ETYM French réfugié, from se réfugier to take refuge. Related to Refuge.
An exile who flees for safety.
Person fleeing from oppressive or dangerous conditions (such as political, religious, or military persecution) and seeking refuge in a foreign country. In 1995 there were an estimated 23 million refugees worldwide; their resettlement and welfare is the responsibility of the United Nations High Commission for Refugees (UNHCR). An estimated average of 10,000 people a day become refugees.
The term was originally applied to the French Huguenots who came to England after toleration of Protestantism was withdrawn with the revocation of the Edict of Nantes in 1685. Major refugee movements in 20th-century Europe include: Jews from the pogroms of Russia 1881–1914 and again after the Revolution; White Russians from the USSR after 1917; Jews from Germany and other Nazi-dominated countries 1933–45; the displaced people of World War II; and from 1991 victims of the the civil wars in Croatia and Bosnia-Herzegovina.
Many Chinese fled the mainland after the communist revolution of 1949, especially to Taiwan and Hong Kong; many Latin Americans fled from Cuba, Colombia, Brazil, Chile, Argentina, and Central America when new governments took power; and many boat people left Vietnam after the victory of the North over the South. Refugee movements created by natural disasters and famine have been widespread, most notably in Ethiopia and Sudan, where civil war has also contributed. Between 1985 and 1989 the number of refugees doubled worldwide, and the Gulf War 1991 created 1.5 million refugees, though many were later able to return to their homes.
In 1993 there were more than 7 million refugees in Asia (4 million in Iran and 1.6 million in Pakistan), 5.5 million in Africa (including 1.6 million in Malawi), 4.5 million in Europe (including 2.3 million in the former Yugoslavia), and 1.8 million in the Americas. During 1992 2.4 million refugees went back to their home countries voluntarily.

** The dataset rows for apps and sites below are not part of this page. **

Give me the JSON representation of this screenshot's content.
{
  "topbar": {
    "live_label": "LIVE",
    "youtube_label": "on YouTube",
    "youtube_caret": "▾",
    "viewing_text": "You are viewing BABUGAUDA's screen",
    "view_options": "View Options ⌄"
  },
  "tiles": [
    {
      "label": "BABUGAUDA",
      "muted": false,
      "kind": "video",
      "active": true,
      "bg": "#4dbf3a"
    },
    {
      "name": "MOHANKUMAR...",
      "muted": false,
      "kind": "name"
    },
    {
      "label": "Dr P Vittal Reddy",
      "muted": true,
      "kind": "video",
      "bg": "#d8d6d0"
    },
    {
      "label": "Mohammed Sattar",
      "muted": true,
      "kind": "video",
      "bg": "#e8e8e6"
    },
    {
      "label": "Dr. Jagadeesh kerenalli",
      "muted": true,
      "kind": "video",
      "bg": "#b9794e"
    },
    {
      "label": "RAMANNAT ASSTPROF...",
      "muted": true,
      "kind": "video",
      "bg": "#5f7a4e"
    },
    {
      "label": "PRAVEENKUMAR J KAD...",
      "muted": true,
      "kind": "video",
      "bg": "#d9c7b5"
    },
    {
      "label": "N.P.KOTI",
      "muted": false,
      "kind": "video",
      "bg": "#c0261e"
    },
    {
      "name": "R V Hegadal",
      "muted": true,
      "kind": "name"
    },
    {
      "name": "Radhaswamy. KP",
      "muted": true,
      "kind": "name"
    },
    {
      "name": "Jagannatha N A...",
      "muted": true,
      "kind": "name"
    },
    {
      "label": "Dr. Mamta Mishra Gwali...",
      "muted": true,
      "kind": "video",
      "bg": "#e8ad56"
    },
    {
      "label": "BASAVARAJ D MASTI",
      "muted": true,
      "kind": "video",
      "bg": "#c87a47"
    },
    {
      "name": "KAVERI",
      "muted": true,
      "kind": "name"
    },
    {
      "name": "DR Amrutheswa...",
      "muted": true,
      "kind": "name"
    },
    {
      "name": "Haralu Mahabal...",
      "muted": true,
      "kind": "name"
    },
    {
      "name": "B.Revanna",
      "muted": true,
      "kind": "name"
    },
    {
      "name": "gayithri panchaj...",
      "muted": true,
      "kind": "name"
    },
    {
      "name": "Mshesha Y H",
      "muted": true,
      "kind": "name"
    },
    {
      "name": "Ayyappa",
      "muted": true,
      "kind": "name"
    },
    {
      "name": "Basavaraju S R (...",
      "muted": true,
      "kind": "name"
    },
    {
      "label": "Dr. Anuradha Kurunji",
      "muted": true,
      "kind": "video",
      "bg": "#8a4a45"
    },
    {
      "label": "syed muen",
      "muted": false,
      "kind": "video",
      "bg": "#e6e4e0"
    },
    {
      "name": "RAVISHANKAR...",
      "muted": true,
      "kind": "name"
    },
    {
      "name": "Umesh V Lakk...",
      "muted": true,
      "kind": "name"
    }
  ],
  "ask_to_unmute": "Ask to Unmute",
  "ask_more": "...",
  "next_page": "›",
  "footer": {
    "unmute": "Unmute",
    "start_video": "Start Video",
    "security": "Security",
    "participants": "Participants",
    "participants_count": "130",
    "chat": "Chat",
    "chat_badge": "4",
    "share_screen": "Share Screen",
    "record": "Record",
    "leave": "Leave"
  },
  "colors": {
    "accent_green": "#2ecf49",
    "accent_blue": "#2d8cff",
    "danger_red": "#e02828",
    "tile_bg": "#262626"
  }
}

A distinction is usually made by Western nations between “political” refugees and so-called “economic” refugees, who are said to be escaping from poverty rather than persecution, particularly when the refugees come from low-income countries. The latter group often become illegal immigrants; see immigration and emigration. International law recognizes the right of the persecuted to seek asylum but does not oblige states to provide it. Only 0.17% of W Europe’s population are refugees.
Internally displaced people, who have been forced to leave their homes but not crossed their country’s borders, are not recognized as refugees; they were estimated to number at least 26 million (1995).